> **ASSIGNMENT**
Please restate the records below verbatim, omitting every image they hold.

> **ENTRIES SUPPLIED**
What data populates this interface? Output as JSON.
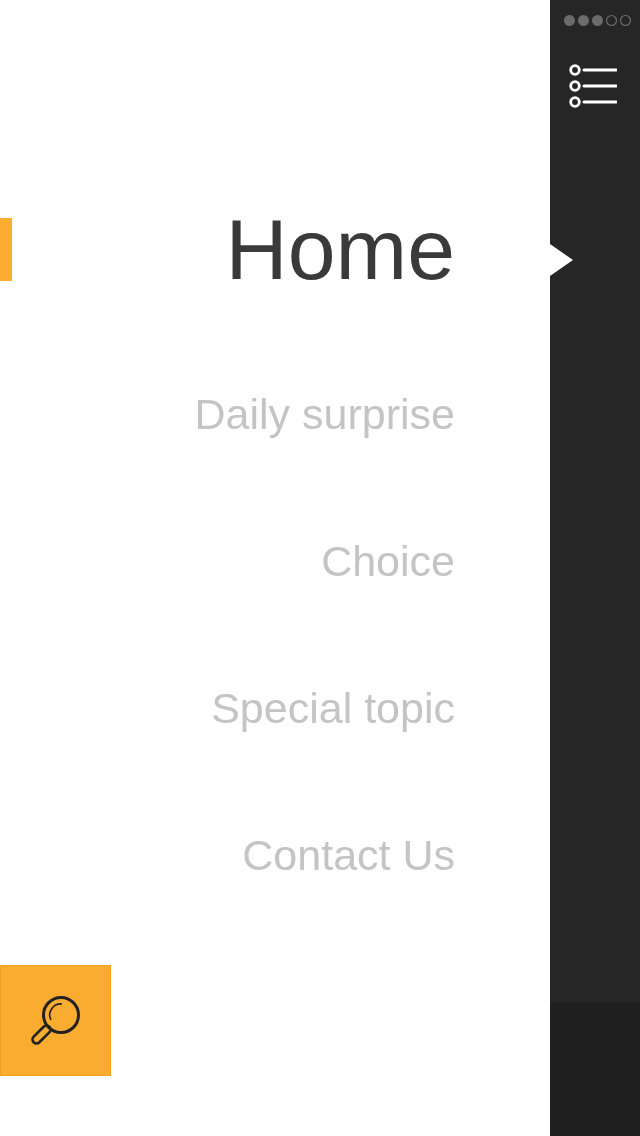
{
  "menu": [
    {
      "label": "Home",
      "selected": true
    },
    {
      "label": "Daily surprise",
      "selected": false
    },
    {
      "label": "Choice",
      "selected": false
    },
    {
      "label": "Special topic",
      "selected": false
    },
    {
      "label": "Contact Us",
      "selected": false
    }
  ]
}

> **TASK RESULT**
What data populates this interface? Output as JSON.
{
  "menu": [
    {
      "label": "Home",
      "selected": true
    },
    {
      "label": "Daily surprise",
      "selected": false
    },
    {
      "label": "Choice",
      "selected": false
    },
    {
      "label": "Special topic",
      "selected": false
    },
    {
      "label": "Contact Us",
      "selected": false
    }
  ]
}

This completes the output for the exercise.